▶ _Your instructions_
Scan the entries for lines with the word "that", then copy those lines.

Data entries

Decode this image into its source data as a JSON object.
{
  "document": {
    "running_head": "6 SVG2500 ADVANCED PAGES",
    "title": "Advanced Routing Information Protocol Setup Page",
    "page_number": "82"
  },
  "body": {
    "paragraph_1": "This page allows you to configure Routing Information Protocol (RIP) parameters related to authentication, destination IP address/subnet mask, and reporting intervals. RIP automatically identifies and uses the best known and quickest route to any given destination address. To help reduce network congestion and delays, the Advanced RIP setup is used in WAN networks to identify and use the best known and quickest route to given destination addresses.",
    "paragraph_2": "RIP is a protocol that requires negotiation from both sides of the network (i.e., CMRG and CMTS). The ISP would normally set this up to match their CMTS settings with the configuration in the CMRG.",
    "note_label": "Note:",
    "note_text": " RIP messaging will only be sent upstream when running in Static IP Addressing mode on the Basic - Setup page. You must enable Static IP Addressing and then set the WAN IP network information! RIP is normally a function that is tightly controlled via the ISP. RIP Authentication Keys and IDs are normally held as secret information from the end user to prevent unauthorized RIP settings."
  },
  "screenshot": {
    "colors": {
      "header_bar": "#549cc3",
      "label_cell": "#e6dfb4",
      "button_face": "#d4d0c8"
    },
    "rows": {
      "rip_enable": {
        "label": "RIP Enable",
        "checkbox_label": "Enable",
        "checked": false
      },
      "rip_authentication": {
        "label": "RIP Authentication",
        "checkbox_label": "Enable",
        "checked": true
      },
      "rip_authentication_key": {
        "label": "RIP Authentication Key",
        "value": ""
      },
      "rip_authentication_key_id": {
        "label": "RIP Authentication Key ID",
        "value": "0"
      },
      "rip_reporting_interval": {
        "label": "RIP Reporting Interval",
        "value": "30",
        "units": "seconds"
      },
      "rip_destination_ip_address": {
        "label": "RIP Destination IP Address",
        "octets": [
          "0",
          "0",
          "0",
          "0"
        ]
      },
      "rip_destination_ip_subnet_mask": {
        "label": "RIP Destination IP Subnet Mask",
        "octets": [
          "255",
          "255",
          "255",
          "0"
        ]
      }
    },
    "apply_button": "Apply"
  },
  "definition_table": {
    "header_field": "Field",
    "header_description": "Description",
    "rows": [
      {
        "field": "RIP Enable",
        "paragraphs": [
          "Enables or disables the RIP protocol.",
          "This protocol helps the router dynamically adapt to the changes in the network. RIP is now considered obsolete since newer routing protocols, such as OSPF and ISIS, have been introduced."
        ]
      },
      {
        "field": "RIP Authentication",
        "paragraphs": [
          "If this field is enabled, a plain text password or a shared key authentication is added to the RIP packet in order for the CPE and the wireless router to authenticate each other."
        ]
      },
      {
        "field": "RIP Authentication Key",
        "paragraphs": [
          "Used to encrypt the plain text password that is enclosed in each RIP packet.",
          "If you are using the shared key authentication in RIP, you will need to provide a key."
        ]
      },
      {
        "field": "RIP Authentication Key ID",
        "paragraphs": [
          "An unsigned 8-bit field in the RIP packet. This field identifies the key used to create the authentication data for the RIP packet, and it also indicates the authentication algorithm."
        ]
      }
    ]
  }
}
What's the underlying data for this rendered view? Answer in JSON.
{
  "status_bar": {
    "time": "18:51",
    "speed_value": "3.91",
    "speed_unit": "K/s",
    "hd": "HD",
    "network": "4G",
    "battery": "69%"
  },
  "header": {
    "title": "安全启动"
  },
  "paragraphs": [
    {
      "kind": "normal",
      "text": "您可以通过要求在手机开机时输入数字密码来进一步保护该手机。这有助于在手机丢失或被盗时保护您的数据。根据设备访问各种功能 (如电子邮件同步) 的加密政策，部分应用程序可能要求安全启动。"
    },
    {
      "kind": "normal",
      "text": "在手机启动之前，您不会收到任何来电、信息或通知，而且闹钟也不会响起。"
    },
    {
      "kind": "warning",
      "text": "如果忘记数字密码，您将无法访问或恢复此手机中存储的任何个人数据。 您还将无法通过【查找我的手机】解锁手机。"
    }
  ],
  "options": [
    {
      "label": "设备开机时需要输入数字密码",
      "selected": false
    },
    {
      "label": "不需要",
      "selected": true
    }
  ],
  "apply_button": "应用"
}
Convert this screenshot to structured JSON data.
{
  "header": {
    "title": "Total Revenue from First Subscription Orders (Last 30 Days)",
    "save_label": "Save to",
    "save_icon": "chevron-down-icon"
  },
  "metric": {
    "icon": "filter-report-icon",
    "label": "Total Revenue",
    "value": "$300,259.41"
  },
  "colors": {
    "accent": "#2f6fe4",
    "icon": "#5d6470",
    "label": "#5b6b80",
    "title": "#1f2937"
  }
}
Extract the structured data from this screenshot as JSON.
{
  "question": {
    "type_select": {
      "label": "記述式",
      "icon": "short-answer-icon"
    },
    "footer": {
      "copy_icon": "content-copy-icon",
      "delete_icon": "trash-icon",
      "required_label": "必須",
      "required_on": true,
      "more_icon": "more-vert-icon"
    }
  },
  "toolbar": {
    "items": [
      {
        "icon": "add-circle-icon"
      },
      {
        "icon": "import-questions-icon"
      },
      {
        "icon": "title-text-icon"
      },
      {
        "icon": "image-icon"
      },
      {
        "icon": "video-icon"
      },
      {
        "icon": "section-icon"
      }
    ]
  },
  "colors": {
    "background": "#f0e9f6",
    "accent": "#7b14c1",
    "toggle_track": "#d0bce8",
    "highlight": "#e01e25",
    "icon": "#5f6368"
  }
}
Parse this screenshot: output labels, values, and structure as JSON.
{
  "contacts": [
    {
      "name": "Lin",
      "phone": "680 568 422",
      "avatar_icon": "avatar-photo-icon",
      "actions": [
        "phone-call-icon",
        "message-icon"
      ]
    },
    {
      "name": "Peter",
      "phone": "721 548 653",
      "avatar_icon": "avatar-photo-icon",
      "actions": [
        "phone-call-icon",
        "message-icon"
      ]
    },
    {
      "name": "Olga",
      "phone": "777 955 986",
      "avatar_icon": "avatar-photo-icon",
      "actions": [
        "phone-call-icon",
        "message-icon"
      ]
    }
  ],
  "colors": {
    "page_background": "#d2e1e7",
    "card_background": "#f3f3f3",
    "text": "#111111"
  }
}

▶ _Finished exercise_
    "paragraph_2": "RIP is a protocol that requires negotiation from both sides of the network (i.e., CMRG and CMTS). The ISP would normally set this up to match their CMTS settings with the configuration in the CMRG.",
    "note_text": " RIP messaging will only be sent upstream when running in Static IP Addressing mode on the Basic - Setup page. You must enable Static IP Addressing and then set the WAN IP network information! RIP is normally a function that is tightly controlled via the ISP. RIP Authentication Keys and IDs are normally held as secret information from the end user to prevent unauthorized RIP settings."
          "Used to encrypt the plain text password that is enclosed in each RIP packet.",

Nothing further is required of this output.